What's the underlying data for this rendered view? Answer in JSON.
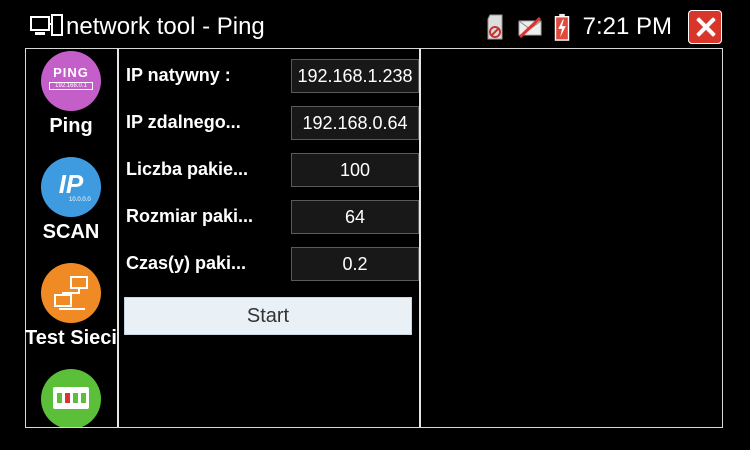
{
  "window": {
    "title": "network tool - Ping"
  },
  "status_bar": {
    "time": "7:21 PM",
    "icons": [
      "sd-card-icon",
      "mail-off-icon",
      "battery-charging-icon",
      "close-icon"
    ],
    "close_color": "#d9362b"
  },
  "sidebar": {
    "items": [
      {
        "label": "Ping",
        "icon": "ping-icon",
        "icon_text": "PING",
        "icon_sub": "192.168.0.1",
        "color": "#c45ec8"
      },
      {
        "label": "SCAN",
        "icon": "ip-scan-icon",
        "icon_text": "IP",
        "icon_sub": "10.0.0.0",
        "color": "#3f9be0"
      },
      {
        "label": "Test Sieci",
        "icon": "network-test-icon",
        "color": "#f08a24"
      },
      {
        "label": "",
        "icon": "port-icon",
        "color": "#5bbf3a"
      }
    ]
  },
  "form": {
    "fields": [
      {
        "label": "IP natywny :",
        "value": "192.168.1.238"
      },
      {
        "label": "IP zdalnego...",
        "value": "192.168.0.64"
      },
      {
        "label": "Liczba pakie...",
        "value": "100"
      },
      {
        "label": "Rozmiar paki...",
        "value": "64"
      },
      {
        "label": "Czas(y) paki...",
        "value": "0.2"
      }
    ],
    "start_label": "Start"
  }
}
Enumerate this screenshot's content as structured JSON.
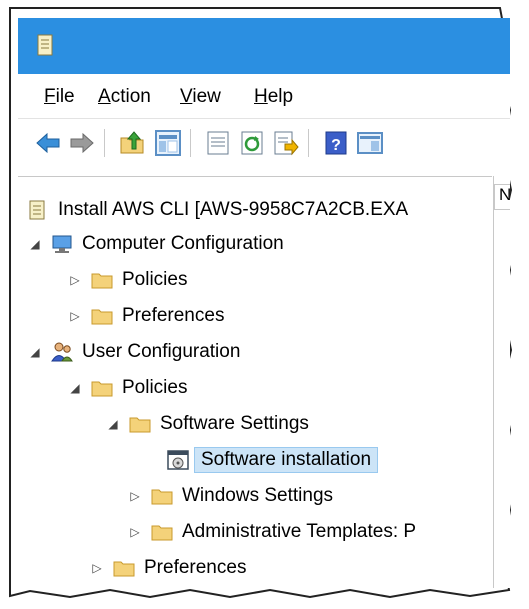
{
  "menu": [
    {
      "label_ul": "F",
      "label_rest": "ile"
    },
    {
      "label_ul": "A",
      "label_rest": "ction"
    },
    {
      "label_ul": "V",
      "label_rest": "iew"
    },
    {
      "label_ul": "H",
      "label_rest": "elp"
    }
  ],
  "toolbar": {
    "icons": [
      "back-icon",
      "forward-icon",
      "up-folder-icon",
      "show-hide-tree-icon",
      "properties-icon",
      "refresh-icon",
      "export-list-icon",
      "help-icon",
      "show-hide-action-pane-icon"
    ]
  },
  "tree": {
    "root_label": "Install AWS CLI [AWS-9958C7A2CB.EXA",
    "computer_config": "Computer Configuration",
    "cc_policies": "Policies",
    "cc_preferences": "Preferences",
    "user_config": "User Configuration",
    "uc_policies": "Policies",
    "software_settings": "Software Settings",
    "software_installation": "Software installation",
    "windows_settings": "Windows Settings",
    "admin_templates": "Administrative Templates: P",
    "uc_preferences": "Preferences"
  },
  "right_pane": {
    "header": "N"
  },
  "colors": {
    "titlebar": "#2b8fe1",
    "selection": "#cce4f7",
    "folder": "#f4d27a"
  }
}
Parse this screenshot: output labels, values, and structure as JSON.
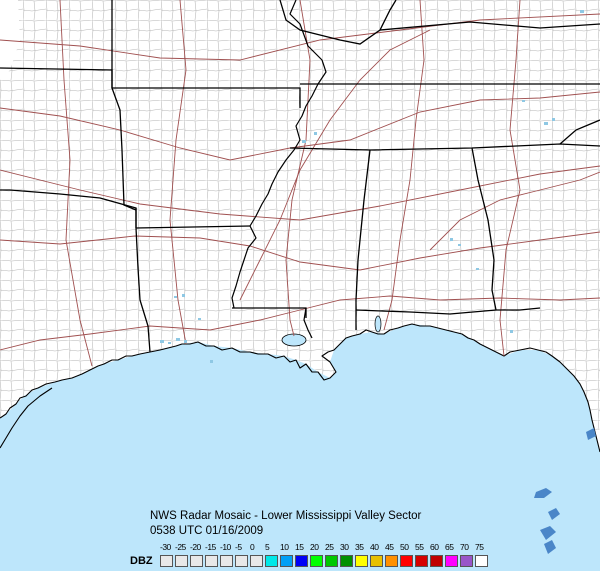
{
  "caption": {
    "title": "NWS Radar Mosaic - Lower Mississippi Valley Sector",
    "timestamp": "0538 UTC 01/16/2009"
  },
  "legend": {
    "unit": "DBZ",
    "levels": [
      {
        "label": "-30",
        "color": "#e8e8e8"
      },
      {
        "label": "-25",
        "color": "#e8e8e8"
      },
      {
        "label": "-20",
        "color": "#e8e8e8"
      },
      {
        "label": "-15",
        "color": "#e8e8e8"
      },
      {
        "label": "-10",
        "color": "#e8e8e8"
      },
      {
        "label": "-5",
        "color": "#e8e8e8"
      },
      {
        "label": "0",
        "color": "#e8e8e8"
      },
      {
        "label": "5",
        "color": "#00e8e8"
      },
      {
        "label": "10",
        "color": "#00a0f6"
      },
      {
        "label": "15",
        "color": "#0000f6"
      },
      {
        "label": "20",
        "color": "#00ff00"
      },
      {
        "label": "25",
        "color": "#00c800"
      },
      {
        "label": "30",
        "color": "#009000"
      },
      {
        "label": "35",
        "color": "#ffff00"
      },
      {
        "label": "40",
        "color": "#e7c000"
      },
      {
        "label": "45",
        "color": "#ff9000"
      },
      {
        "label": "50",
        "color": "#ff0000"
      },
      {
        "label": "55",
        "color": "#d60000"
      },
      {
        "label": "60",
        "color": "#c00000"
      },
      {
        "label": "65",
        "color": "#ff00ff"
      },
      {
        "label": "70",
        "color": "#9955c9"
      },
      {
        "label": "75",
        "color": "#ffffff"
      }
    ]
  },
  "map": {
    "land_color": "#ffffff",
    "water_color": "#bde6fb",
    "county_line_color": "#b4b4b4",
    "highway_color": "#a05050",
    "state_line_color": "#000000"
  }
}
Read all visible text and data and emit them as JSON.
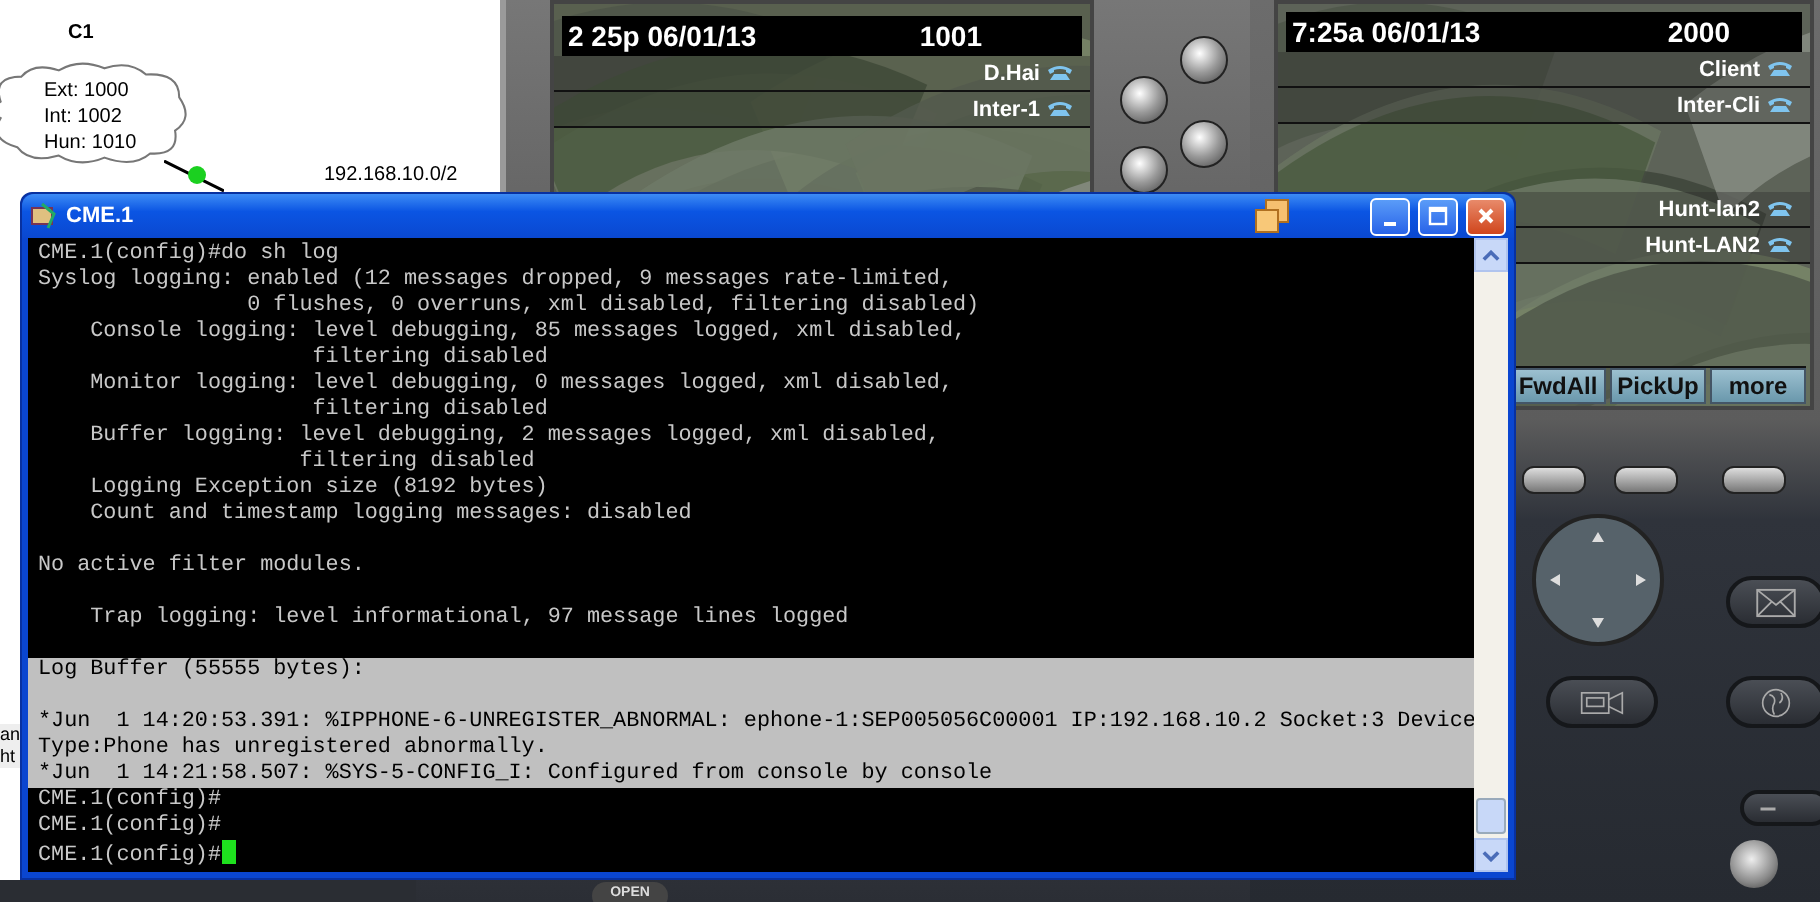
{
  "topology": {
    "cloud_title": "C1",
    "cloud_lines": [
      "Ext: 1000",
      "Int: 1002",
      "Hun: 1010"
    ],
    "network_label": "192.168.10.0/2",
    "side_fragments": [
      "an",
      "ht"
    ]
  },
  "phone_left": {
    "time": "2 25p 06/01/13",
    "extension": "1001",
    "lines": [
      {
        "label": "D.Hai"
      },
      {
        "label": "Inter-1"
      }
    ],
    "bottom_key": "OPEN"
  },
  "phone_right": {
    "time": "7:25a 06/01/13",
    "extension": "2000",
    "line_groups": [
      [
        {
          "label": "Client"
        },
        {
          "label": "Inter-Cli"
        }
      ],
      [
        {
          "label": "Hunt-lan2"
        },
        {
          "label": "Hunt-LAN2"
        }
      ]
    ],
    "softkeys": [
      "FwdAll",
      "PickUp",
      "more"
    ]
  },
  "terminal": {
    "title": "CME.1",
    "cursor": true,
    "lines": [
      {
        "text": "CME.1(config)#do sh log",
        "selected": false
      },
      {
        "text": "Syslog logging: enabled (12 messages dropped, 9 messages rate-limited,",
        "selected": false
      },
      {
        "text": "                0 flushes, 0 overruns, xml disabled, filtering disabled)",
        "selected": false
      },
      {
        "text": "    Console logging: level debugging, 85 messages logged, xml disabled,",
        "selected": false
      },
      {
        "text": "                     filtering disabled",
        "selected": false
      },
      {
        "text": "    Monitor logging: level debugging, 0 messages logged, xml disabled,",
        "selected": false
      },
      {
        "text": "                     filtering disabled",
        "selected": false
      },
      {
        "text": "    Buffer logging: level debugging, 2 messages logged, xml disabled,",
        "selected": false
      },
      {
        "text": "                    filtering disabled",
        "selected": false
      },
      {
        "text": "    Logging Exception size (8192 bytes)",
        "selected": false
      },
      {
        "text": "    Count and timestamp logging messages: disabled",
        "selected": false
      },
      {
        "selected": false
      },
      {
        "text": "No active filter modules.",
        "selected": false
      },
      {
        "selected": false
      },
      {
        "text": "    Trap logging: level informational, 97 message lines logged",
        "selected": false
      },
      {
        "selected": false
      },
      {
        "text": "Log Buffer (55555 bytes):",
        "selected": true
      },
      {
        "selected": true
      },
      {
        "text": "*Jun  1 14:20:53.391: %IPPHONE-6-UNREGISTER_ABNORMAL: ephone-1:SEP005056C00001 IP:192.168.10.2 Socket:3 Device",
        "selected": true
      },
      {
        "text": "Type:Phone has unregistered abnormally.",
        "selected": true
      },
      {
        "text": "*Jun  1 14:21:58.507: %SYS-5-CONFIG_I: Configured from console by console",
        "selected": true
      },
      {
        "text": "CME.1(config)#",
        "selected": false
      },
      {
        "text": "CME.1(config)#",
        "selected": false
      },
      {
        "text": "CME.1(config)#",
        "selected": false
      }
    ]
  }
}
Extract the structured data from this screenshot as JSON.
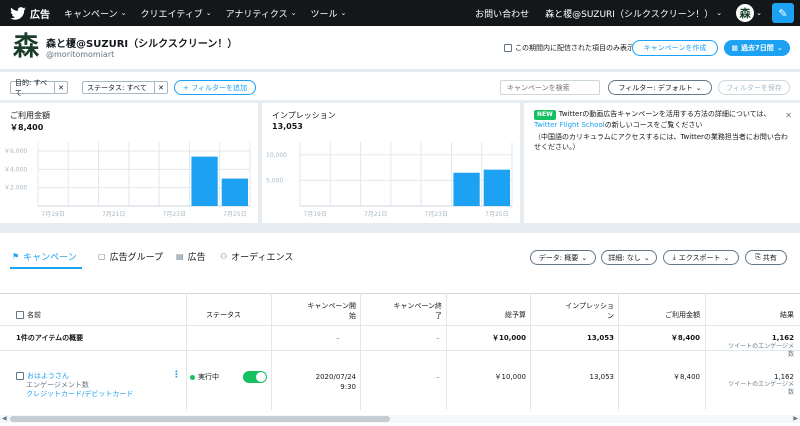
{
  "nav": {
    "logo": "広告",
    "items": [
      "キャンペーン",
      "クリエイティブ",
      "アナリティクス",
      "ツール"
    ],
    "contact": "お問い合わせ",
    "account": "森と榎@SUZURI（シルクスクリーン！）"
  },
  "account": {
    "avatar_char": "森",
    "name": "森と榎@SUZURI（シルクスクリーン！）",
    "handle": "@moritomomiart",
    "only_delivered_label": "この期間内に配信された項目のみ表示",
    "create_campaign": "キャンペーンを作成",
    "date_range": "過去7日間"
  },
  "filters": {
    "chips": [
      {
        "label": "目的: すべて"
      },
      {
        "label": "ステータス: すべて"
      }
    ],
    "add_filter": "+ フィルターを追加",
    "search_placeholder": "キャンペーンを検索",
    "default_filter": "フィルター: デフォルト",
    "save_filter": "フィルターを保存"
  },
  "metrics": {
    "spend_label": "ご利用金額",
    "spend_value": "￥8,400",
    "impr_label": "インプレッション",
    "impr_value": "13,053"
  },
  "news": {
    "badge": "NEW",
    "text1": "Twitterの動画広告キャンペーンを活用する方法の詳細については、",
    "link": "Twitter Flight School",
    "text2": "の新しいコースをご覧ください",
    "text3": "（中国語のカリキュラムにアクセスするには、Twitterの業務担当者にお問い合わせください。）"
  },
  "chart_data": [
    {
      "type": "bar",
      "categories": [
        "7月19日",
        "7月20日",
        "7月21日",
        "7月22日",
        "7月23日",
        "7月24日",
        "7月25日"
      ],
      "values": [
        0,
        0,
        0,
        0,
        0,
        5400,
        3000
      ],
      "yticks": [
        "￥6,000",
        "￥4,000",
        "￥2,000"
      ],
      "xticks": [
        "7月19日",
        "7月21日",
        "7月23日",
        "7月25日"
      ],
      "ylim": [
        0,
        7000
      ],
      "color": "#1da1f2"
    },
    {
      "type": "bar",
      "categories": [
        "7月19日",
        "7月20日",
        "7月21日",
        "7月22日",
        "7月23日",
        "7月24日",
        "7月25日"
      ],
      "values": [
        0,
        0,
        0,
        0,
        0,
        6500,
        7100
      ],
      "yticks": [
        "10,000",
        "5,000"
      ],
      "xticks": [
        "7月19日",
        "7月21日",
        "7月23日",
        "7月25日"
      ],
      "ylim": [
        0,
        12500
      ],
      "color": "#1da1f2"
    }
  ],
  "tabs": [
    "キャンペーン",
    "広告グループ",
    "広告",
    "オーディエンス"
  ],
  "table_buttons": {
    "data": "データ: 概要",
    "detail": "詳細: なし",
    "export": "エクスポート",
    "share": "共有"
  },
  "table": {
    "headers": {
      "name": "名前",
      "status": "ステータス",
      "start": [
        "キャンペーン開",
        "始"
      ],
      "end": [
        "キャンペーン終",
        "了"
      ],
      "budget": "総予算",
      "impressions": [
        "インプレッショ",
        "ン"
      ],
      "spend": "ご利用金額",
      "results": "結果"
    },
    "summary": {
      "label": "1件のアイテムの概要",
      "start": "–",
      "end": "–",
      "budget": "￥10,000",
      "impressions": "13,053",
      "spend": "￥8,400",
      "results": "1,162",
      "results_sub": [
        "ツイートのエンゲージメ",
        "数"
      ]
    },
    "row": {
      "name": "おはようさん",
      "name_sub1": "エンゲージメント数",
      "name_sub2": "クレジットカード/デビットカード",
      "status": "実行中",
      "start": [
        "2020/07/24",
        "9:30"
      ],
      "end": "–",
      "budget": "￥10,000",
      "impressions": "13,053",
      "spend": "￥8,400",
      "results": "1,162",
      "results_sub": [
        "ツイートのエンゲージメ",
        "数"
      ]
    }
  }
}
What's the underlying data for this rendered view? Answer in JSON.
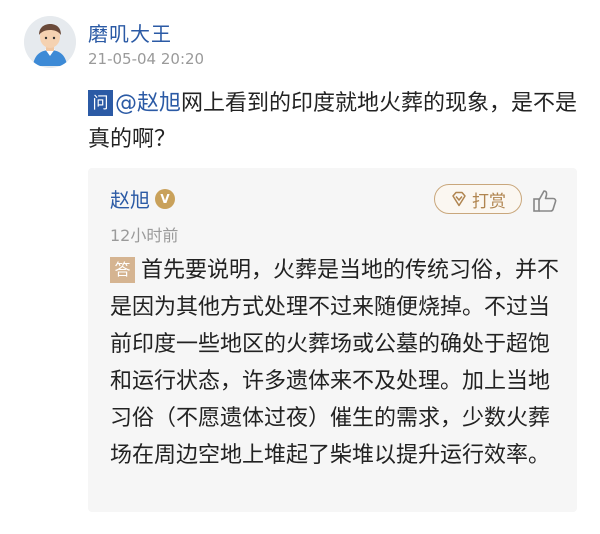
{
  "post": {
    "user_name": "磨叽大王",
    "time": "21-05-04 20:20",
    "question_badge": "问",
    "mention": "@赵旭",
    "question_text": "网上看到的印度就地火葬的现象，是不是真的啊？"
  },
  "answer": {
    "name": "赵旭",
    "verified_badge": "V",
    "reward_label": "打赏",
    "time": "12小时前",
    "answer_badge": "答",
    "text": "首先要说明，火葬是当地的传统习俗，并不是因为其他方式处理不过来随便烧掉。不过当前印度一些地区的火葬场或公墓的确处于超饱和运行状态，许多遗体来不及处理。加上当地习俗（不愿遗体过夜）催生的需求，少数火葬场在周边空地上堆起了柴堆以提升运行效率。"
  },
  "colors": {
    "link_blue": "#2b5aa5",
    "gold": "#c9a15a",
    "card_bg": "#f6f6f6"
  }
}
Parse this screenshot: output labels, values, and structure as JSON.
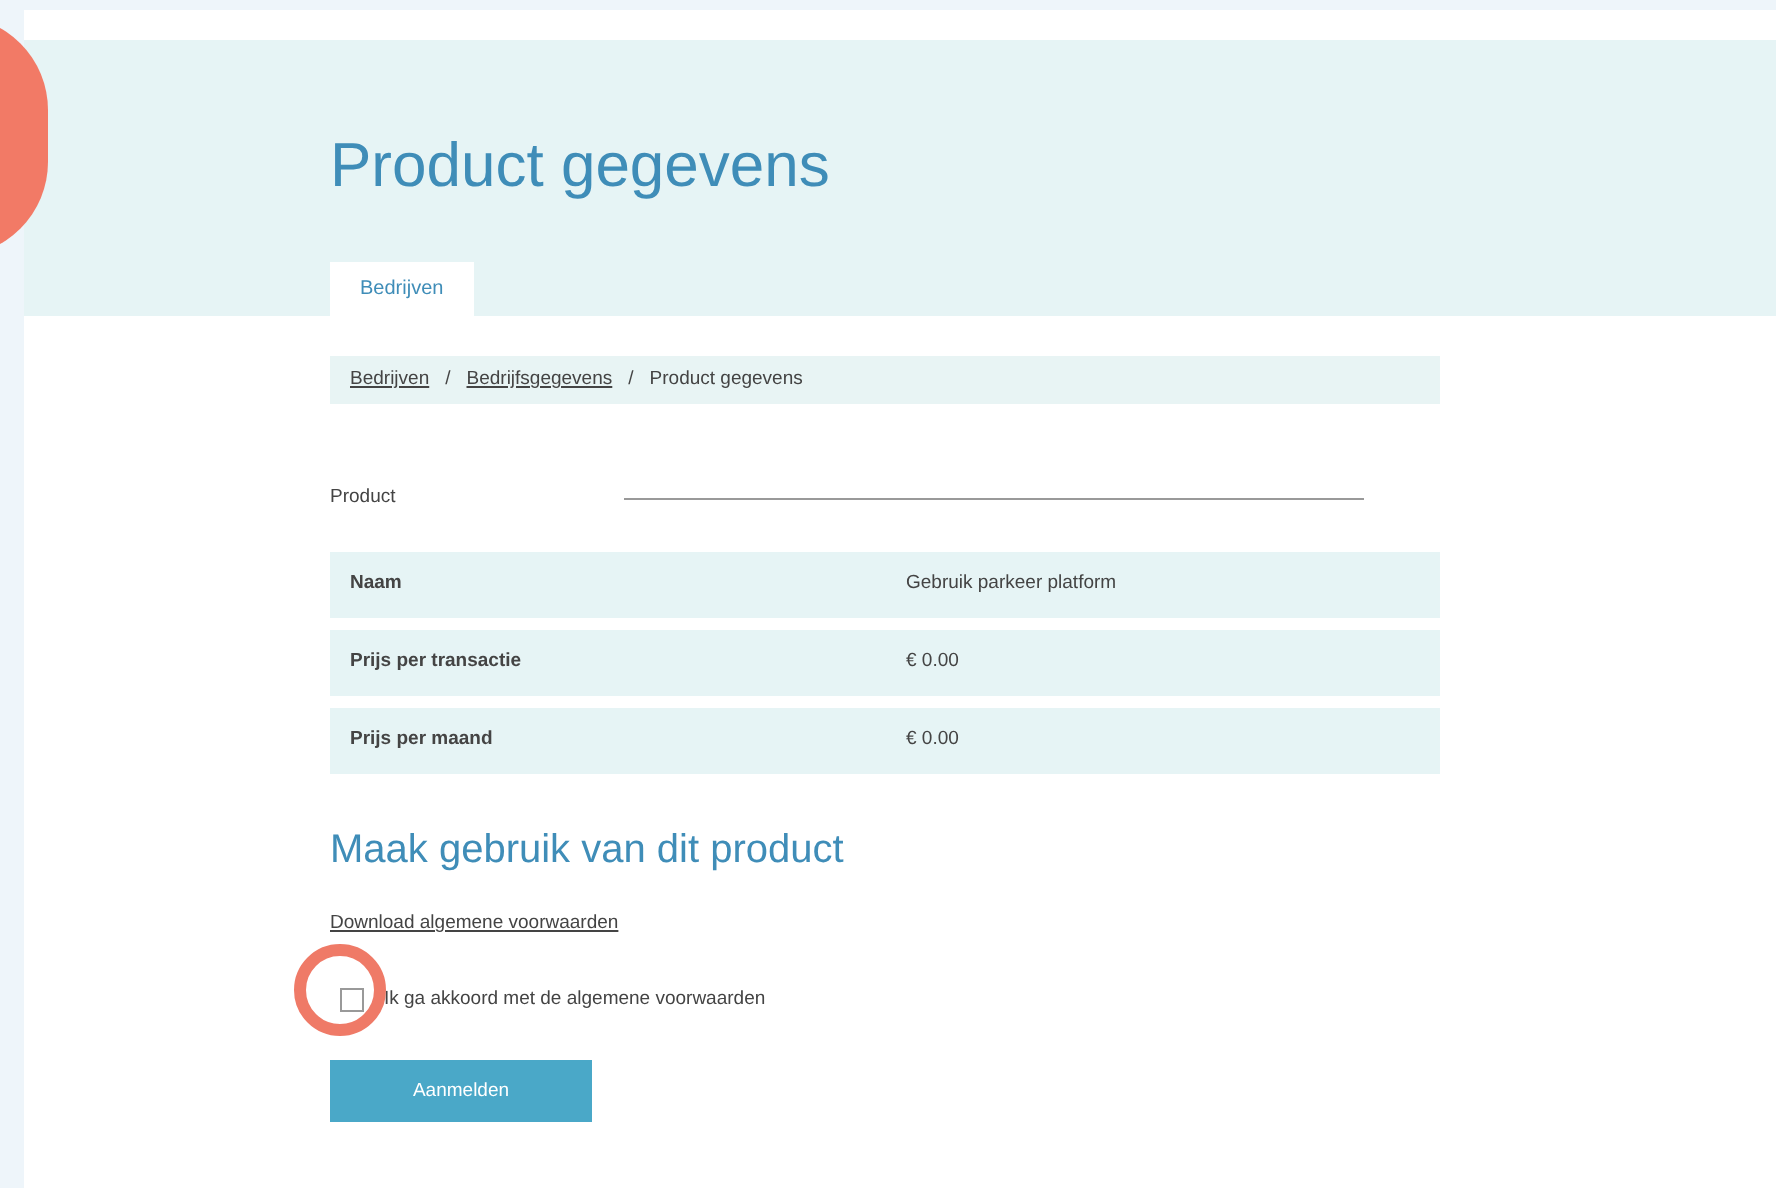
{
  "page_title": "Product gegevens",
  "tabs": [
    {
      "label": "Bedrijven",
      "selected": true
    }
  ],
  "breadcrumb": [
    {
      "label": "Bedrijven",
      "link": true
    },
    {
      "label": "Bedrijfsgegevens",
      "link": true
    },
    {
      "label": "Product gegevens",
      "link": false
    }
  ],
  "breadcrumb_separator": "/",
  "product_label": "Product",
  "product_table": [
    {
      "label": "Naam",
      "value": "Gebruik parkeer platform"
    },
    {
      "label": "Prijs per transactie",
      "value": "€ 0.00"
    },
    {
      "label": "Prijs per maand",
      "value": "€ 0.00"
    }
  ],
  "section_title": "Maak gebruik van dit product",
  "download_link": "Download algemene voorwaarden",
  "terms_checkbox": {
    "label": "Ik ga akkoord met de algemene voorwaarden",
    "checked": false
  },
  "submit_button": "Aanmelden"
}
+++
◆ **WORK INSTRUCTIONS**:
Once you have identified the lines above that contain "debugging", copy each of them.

◆ **ANSWER FOR THIS EXERCISE**:
        "text": "    Console logging: level debugging, 85 messages logged, xml disabled,",
        "text": "    Monitor logging: level debugging, 0 messages logged, xml disabled,",
        "text": "    Buffer logging: level debugging, 2 messages logged, xml disabled,",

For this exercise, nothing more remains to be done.